Governments like to promote innovation. But ever greater innovation means ever greater use of resources, disposability of goods, consumer spending and (one surmises) social envy. Is there a case for suppressing innovation?
Marion Hancock, by e-mail
There are two ways to raise purchasing power: investment or innovation. Investment means buying big machines so that each worker operates more equipment. It is hard to see how this is more environmentally friendly than innovation. It is also self-limiting: all the investment budget goes on replacing worn-out machines.
By contrast, innovative ideas consume no resources at all. They are particularly useful when there are many people on the planet, because everyone can benefit from a piece of software, a better design for the mousetrap or the theory of germs. Not everyone can benefit from my electric hand drill.
Nor do innovative products use more resources. Today’s expensive consumer products are tiny, or do not physically exist at all – for example, the 4,000 issues of The New Yorker that my wife gave me for Christmas are stored digitally.

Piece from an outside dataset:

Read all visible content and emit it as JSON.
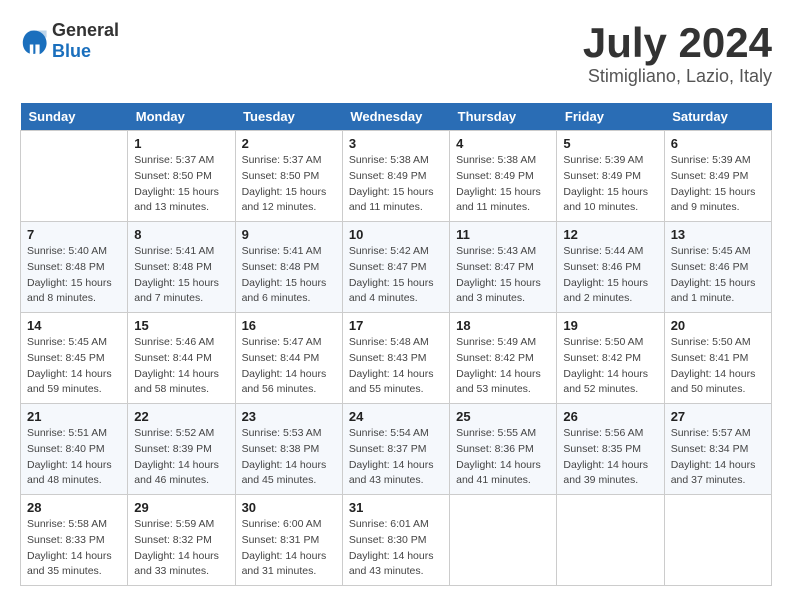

It is true that if I was poor enough then I would have received no magazines, digital or otherwise. So perhaps you are not really in favour of suppressing innovation but of ending economic growth entirely. This has proved possible – for example, in Mao’s China or the dying days of the Soviet Union. Environmental Eden did not result.
At least an end to innovation might (you surmise) return us to the envy-free days when my great grandmother might have been your great grandfather’s scullery maid.
But I don’t wish to find out.
Also published at ft.com.